  • Inspector Steve Goodier, Hampshire Constabulary (UK)
  • Sgt. Dan Gomez, Los Angeles Police Department
  • Major Stephen Willis, Charlotte-Mecklenburg Police Department

2:40 PM - 2:50 PM: break

2:50 pm - 3:40 pm: Panel Discussion Four: Assessing the broader impact of body-worn camera video

The use of body-worn camera data, both in the court room and outside it, presents a host of challenges and legal issues for both law enforcement agencies and district attorneys’ offices. Body-worn camera video has potential use cases not only in criminal cases, but in civil cases, internal law enforcement disciplinary cases, and as part of the application of “sunshine” or “freedom of information” laws. How should agencies address these use cases, what is an appropriate use of body-worn camera data, should such data be subject to “sunshine” laws, and what steps should be taken to protect the privacy of those captured in these videos?

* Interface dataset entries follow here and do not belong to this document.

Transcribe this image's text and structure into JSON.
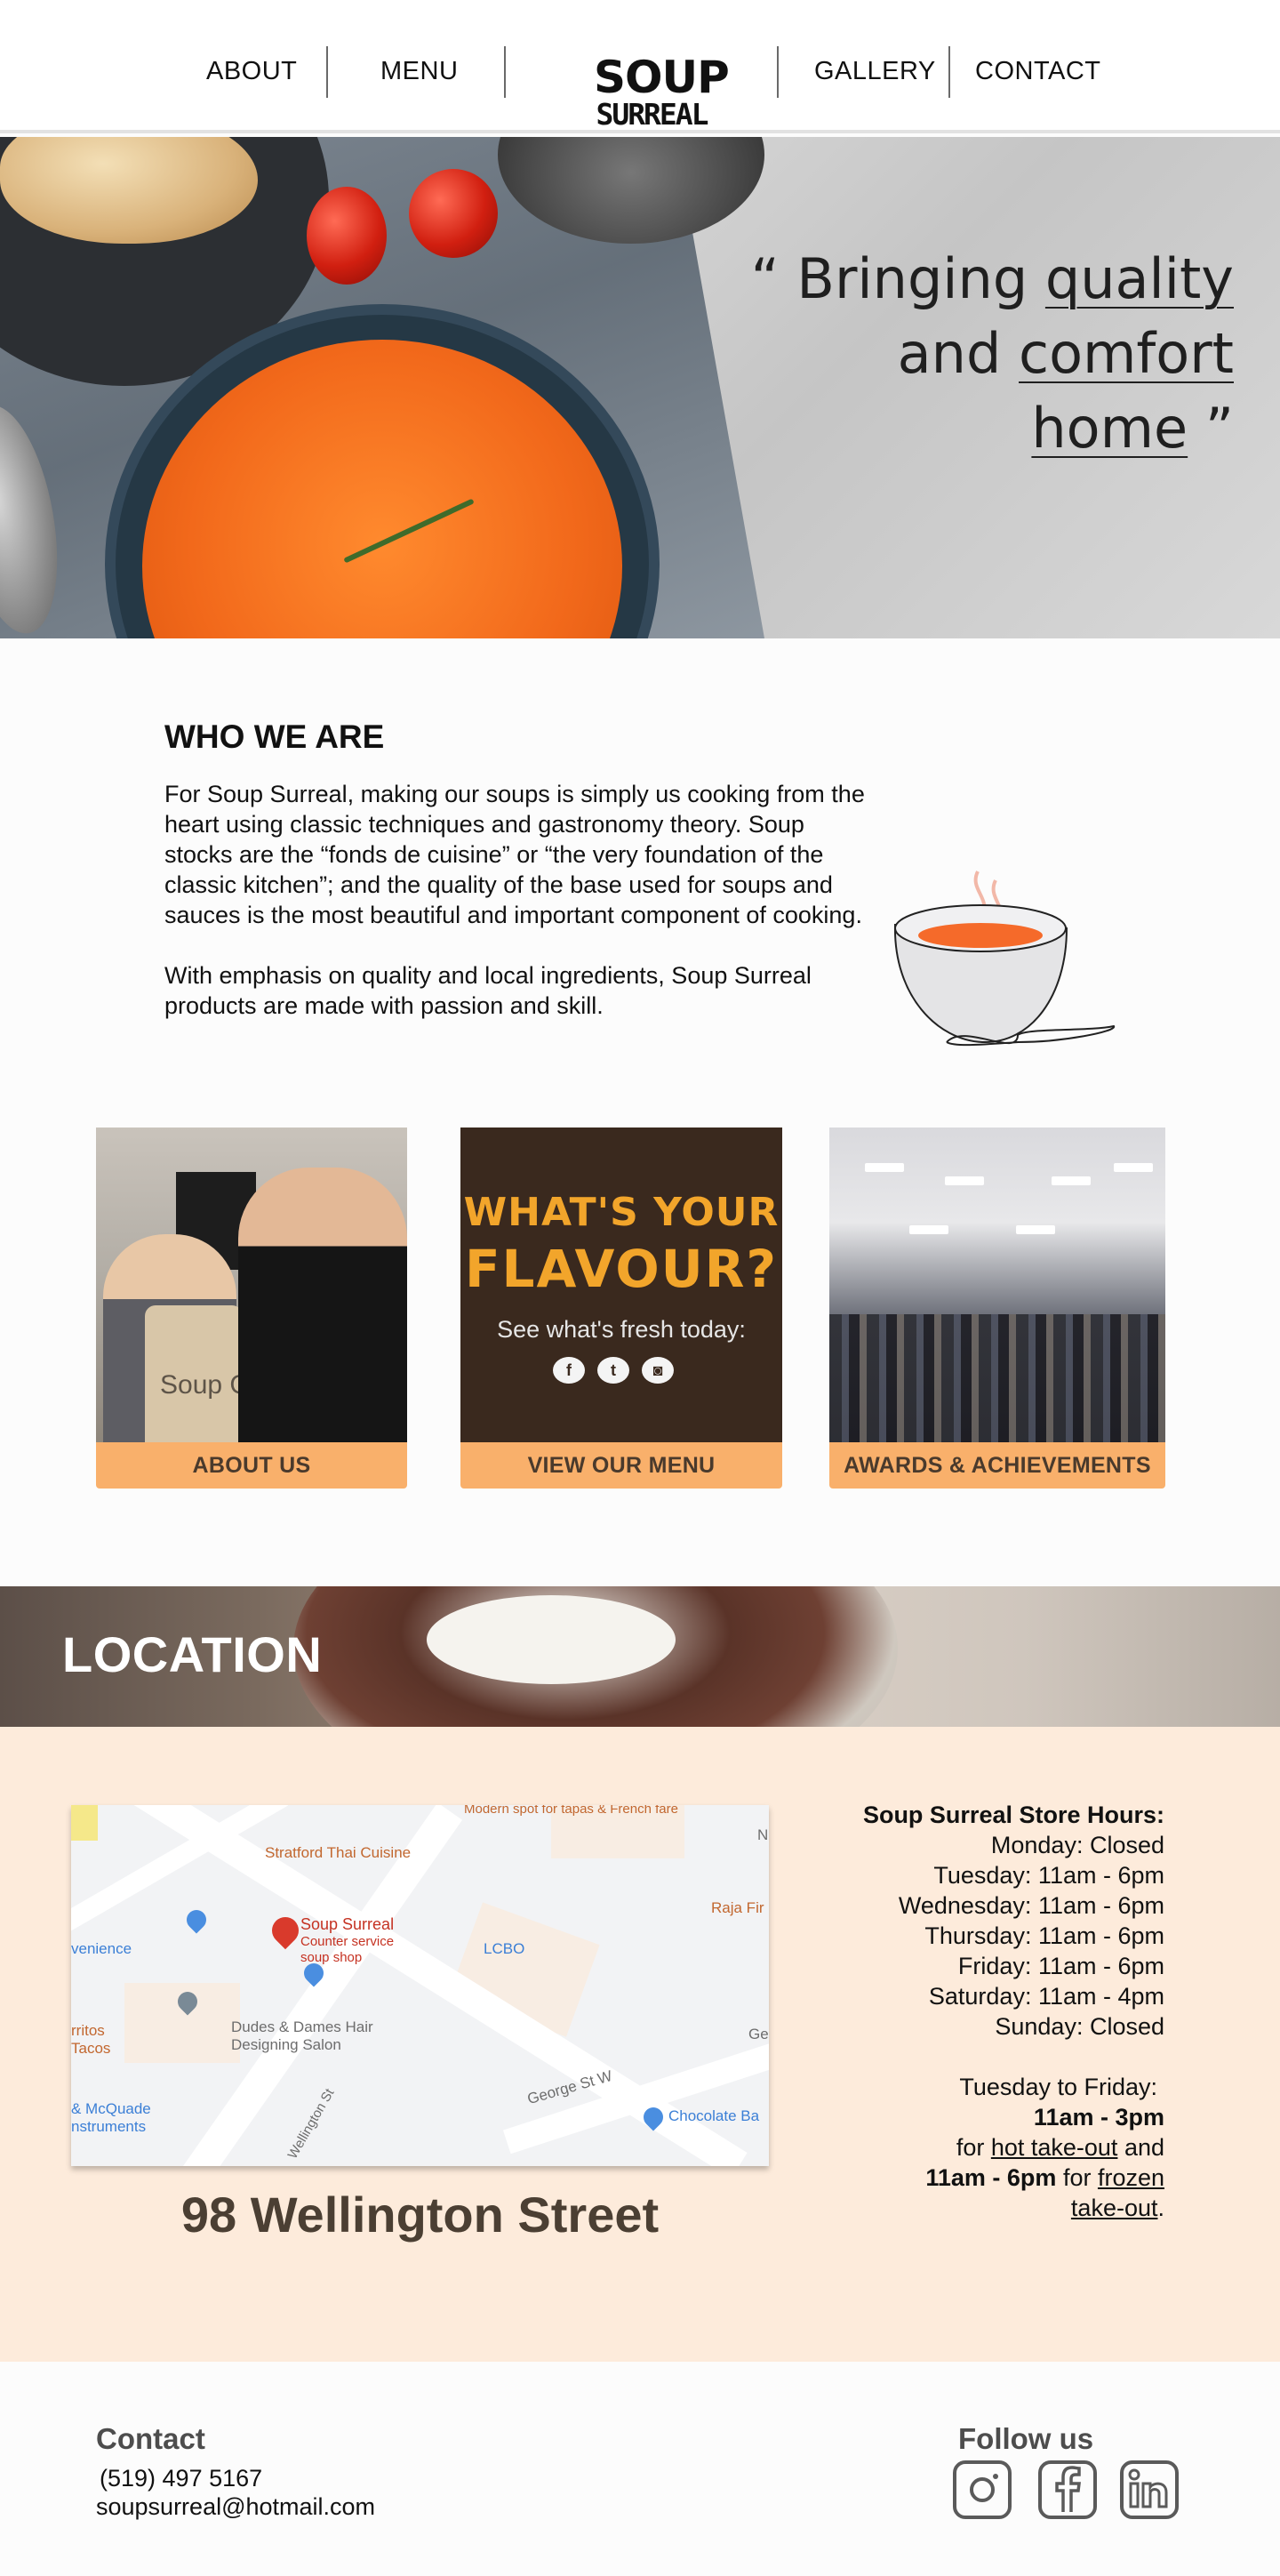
{
  "nav": {
    "about": "ABOUT",
    "menu": "MENU",
    "logo_line1": "SOUP",
    "logo_line2": "SURREAL",
    "gallery": "GALLERY",
    "contact": "CONTACT"
  },
  "hero": {
    "quote_open": "“ Bringing ",
    "quote_quality": "quality",
    "quote_and": "and ",
    "quote_comfort": "comfort",
    "quote_home": "home",
    "quote_close": " ”"
  },
  "who": {
    "title": "WHO WE ARE",
    "paragraph1": "For Soup Surreal, making our soups is simply us cooking from the heart using classic techniques and gastronomy theory. Soup stocks are the “fonds de cuisine” or “the very foundation of the classic kitchen”; and the quality of the base used for soups and sauces is the most beautiful and important component of cooking.",
    "paragraph2": "With emphasis on quality and local ingredients, Soup Surreal products are made with passion and skill."
  },
  "cards": [
    {
      "label": "ABOUT US",
      "image_text": "Soup Girl"
    },
    {
      "label": "VIEW OUR MENU",
      "image_line1": "WHAT'S YOUR",
      "image_line2": "FLAVOUR?",
      "image_line3": "See what's fresh today:",
      "social": [
        "f",
        "t",
        "◙"
      ]
    },
    {
      "label": "AWARDS & ACHIEVEMENTS"
    }
  ],
  "location": {
    "title": "LOCATION",
    "address": "98 Wellington Street",
    "map": {
      "labels": [
        "Modern spot for tapas & French fare",
        "Stratford Thai Cuisine",
        "Soup Surreal",
        "Counter service",
        "soup shop",
        "Raja Fir",
        "venience",
        "LCBO",
        "Dudes & Dames Hair",
        "Designing Salon",
        "rritos",
        "Tacos",
        "George St W",
        "Ge",
        "& McQuade",
        "nstruments",
        "Wellington St",
        "Chocolate Ba",
        "N"
      ]
    },
    "hours": {
      "title": "Soup Surreal Store Hours:",
      "days": [
        "Monday: Closed",
        "Tuesday: 11am - 6pm",
        "Wednesday: 11am - 6pm",
        "Thursday: 11am - 6pm",
        "Friday: 11am - 6pm",
        "Saturday: 11am - 4pm",
        "Sunday: Closed"
      ],
      "takeout_intro": "Tuesday to Friday:",
      "takeout_hot_time": "11am - 3pm",
      "takeout_for": "for ",
      "takeout_hot": "hot take-out",
      "takeout_and": " and",
      "takeout_frozen_time": "11am - 6pm",
      "takeout_for2": " for ",
      "takeout_frozen": "frozen",
      "takeout_frozen2": " take-out",
      "takeout_period": "."
    }
  },
  "footer": {
    "contact_title": "Contact",
    "phone": "(519) 497 5167",
    "email": "soupsurreal@hotmail.com",
    "follow_title": "Follow us",
    "social_icons": [
      "instagram-icon",
      "facebook-icon",
      "linkedin-icon"
    ]
  }
}
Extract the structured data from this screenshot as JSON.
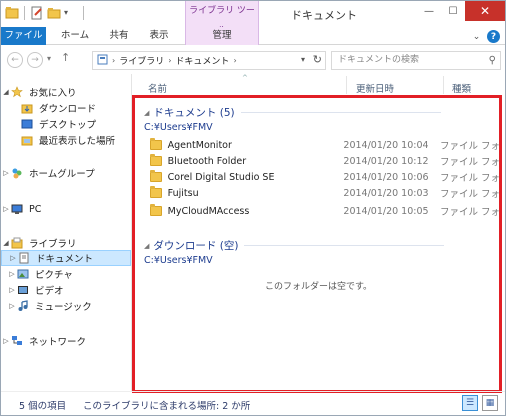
{
  "window": {
    "title": "ドキュメント",
    "context_tab_group": "ライブラリ ツール",
    "controls": {
      "minimize": "—",
      "maximize": "☐",
      "close": "✕"
    }
  },
  "ribbon": {
    "tabs": [
      {
        "label": "ファイル"
      },
      {
        "label": "ホーム"
      },
      {
        "label": "共有"
      },
      {
        "label": "表示"
      },
      {
        "label": "管理"
      }
    ],
    "help": "?"
  },
  "navigation": {
    "breadcrumbs": [
      "ライブラリ",
      "ドキュメント"
    ],
    "search_placeholder": "ドキュメントの検索"
  },
  "sidebar": {
    "items": [
      {
        "label": "お気に入り",
        "level": 0,
        "icon": "star-icon"
      },
      {
        "label": "ダウンロード",
        "level": 1,
        "icon": "download-folder-icon"
      },
      {
        "label": "デスクトップ",
        "level": 1,
        "icon": "desktop-icon"
      },
      {
        "label": "最近表示した場所",
        "level": 1,
        "icon": "recent-places-icon"
      },
      {
        "label": "ホームグループ",
        "level": 0,
        "icon": "homegroup-icon"
      },
      {
        "label": "PC",
        "level": 0,
        "icon": "pc-icon"
      },
      {
        "label": "ライブラリ",
        "level": 0,
        "icon": "library-icon"
      },
      {
        "label": "ドキュメント",
        "level": 1,
        "icon": "documents-icon",
        "selected": true
      },
      {
        "label": "ピクチャ",
        "level": 1,
        "icon": "pictures-icon"
      },
      {
        "label": "ビデオ",
        "level": 1,
        "icon": "videos-icon"
      },
      {
        "label": "ミュージック",
        "level": 1,
        "icon": "music-icon"
      },
      {
        "label": "ネットワーク",
        "level": 0,
        "icon": "network-icon"
      }
    ]
  },
  "columns": {
    "name": "名前",
    "date": "更新日時",
    "type": "種類"
  },
  "groups": [
    {
      "title": "ドキュメント (5)",
      "path": "C:¥Users¥FMV",
      "files": [
        {
          "name": "AgentMonitor",
          "date": "2014/01/20 10:04",
          "type": "ファイル フォ"
        },
        {
          "name": "Bluetooth Folder",
          "date": "2014/01/20 10:12",
          "type": "ファイル フォ"
        },
        {
          "name": "Corel Digital Studio SE",
          "date": "2014/01/20 10:06",
          "type": "ファイル フォ"
        },
        {
          "name": "Fujitsu",
          "date": "2014/01/20 10:03",
          "type": "ファイル フォ"
        },
        {
          "name": "MyCloudMAccess",
          "date": "2014/01/20 10:05",
          "type": "ファイル フォ"
        }
      ]
    },
    {
      "title": "ダウンロード (空)",
      "path": "C:¥Users¥FMV",
      "empty_message": "このフォルダーは空です。"
    }
  ],
  "status": {
    "item_count": "5 個の項目",
    "locations": "このライブラリに含まれる場所: 2 か所"
  },
  "colors": {
    "accent": "#1979ca",
    "highlight_border": "#e21f26",
    "group_heading": "#1e3d8f",
    "context_tab": "#f3dff7",
    "selected_bg": "#cce8ff"
  }
}
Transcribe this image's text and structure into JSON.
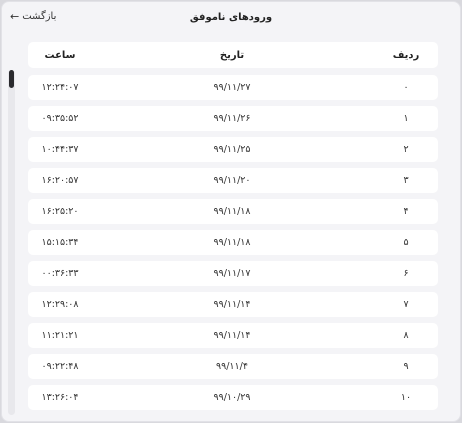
{
  "header": {
    "title": "ورودهای ناموفق",
    "back_label": "بازگشت",
    "back_icon": "arrow-left-icon"
  },
  "table": {
    "columns": {
      "time": "ساعت",
      "date": "تاریخ",
      "index": "ردیف"
    },
    "rows": [
      {
        "index": "۰",
        "date": "۹۹/۱۱/۲۷",
        "time": "۱۲:۲۴:۰۷"
      },
      {
        "index": "۱",
        "date": "۹۹/۱۱/۲۶",
        "time": "۰۹:۳۵:۵۲"
      },
      {
        "index": "۲",
        "date": "۹۹/۱۱/۲۵",
        "time": "۱۰:۴۴:۳۷"
      },
      {
        "index": "۳",
        "date": "۹۹/۱۱/۲۰",
        "time": "۱۶:۲۰:۵۷"
      },
      {
        "index": "۴",
        "date": "۹۹/۱۱/۱۸",
        "time": "۱۶:۲۵:۲۰"
      },
      {
        "index": "۵",
        "date": "۹۹/۱۱/۱۸",
        "time": "۱۵:۱۵:۳۴"
      },
      {
        "index": "۶",
        "date": "۹۹/۱۱/۱۷",
        "time": "۰۰:۳۶:۳۳"
      },
      {
        "index": "۷",
        "date": "۹۹/۱۱/۱۴",
        "time": "۱۲:۲۹:۰۸"
      },
      {
        "index": "۸",
        "date": "۹۹/۱۱/۱۴",
        "time": "۱۱:۲۱:۲۱"
      },
      {
        "index": "۹",
        "date": "۹۹/۱۱/۴",
        "time": "۰۹:۲۲:۴۸"
      },
      {
        "index": "۱۰",
        "date": "۹۹/۱۰/۲۹",
        "time": "۱۳:۲۶:۰۴"
      }
    ]
  },
  "scroll": {
    "position": 0
  }
}
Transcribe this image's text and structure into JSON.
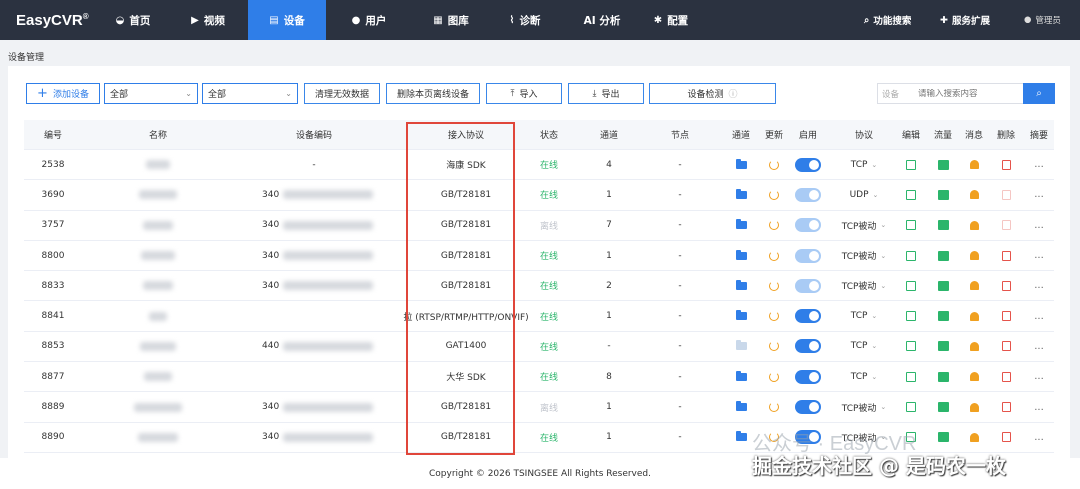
{
  "app": {
    "logo": "EasyCVR",
    "logo_mark": "®"
  },
  "nav": {
    "items": [
      {
        "label": "首页",
        "icon": "dashboard-icon"
      },
      {
        "label": "视频",
        "icon": "play-icon"
      },
      {
        "label": "设备",
        "icon": "device-icon",
        "active": true
      },
      {
        "label": "用户",
        "icon": "user-icon"
      },
      {
        "label": "图库",
        "icon": "gallery-icon"
      },
      {
        "label": "诊断",
        "icon": "pulse-icon"
      },
      {
        "label": "AI 分析",
        "icon": ""
      },
      {
        "label": "配置",
        "icon": "gear-icon"
      }
    ],
    "search_feature": "功能搜索",
    "service_ext": "服务扩展",
    "user": "管理员"
  },
  "breadcrumb": "设备管理",
  "toolbar": {
    "add_device": "添加设备",
    "filter1": "全部",
    "filter2": "全部",
    "clean": "清理无效数据",
    "delete_offline": "删除本页离线设备",
    "import": "导入",
    "export": "导出",
    "detect": "设备检测",
    "search_label": "设备",
    "search_placeholder": "请输入搜索内容"
  },
  "table": {
    "headers": {
      "id": "编号",
      "name": "名称",
      "code": "设备编码",
      "protocol": "接入协议",
      "status": "状态",
      "channels": "通道",
      "node": "节点",
      "channel": "通道",
      "update": "更新",
      "enable": "启用",
      "transport": "协议",
      "edit": "编辑",
      "flow": "流量",
      "message": "消息",
      "delete": "删除",
      "summary": "摘要"
    },
    "rows": [
      {
        "id": "2538",
        "code": "-",
        "protocol": "海康 SDK",
        "status": "在线",
        "channels": "4",
        "node": "-",
        "transport": "TCP"
      },
      {
        "id": "3690",
        "code": "340",
        "protocol": "GB/T28181",
        "status": "在线",
        "channels": "1",
        "node": "-",
        "transport": "UDP"
      },
      {
        "id": "3757",
        "code": "340",
        "protocol": "GB/T28181",
        "status": "离线",
        "channels": "7",
        "node": "-",
        "transport": "TCP被动"
      },
      {
        "id": "8800",
        "code": "340",
        "protocol": "GB/T28181",
        "status": "在线",
        "channels": "1",
        "node": "-",
        "transport": "TCP被动"
      },
      {
        "id": "8833",
        "code": "340",
        "protocol": "GB/T28181",
        "status": "在线",
        "channels": "2",
        "node": "-",
        "transport": "TCP被动"
      },
      {
        "id": "8841",
        "code": "",
        "protocol": "拉 (RTSP/RTMP/HTTP/ONVIF)",
        "status": "在线",
        "channels": "1",
        "node": "-",
        "transport": "TCP"
      },
      {
        "id": "8853",
        "code": "440",
        "protocol": "GAT1400",
        "status": "在线",
        "channels": "-",
        "node": "-",
        "transport": "TCP"
      },
      {
        "id": "8877",
        "code": "",
        "protocol": "大华 SDK",
        "status": "在线",
        "channels": "8",
        "node": "-",
        "transport": "TCP"
      },
      {
        "id": "8889",
        "code": "340",
        "protocol": "GB/T28181",
        "status": "离线",
        "channels": "1",
        "node": "-",
        "transport": "TCP被动"
      },
      {
        "id": "8890",
        "code": "340",
        "protocol": "GB/T28181",
        "status": "在线",
        "channels": "1",
        "node": "-",
        "transport": "TCP被动"
      }
    ]
  },
  "footer": "Copyright © 2026 TSINGSEE All Rights Reserved.",
  "watermark": {
    "line1": "公众号 · EasyCVR",
    "line2": "掘金技术社区 @ 是码农一枚"
  },
  "colors": {
    "nav_bg": "#2b3240",
    "accent": "#2f7ee8",
    "online": "#2bb56b",
    "highlight_box": "#e0463a"
  }
}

  • Bryan Cunningham, information security, privacy and data protection lawyer and former Deputy Legal Advisor to National Security Advisor (facilitator)
  • Nelson Bunn, Director, National District Attorneys Association
  • Antonia Merzon, Colorado District Attorneys' Council
  • Bob Haas, Commissioner, Cambridge Police Department

3:40 PM - 4:30 PM: Panel Discussion Five: Body-worn Cameras Abroad

While some of the largest body-worn camera deployments have occurred in the United States, other countries, most notably the United Kingdom, have also engaged in body-worn camera video pilots for their Police services. Studies in both countries have revealed interesting and unexpected outcomes which demonstrate both the value of body-worn camera deployments and some of the challenges that departments face during implementation. Do cameras help in the investigative and prosecutorial processes? How have deployments in the U.K. fared? What obstacles have U.K law enforcement encountered? What do deployments in the international venues tell us about what we should expect here in the U.S.? 


  • Darrel Stephens, Executive Director, Major Cities Chiefs Association (facilitator)
  • Tom Ellis, University of Portsmouth (UK)
  • Inspector Steve Goodier, Hampshire Constabulary (UK)
  • Chief Rod Knecht, Edmonton Police Department

4:30 PM - 4:40 PM:  concluding remarks

Speaker: Jim Bueermann, President, Police Foundation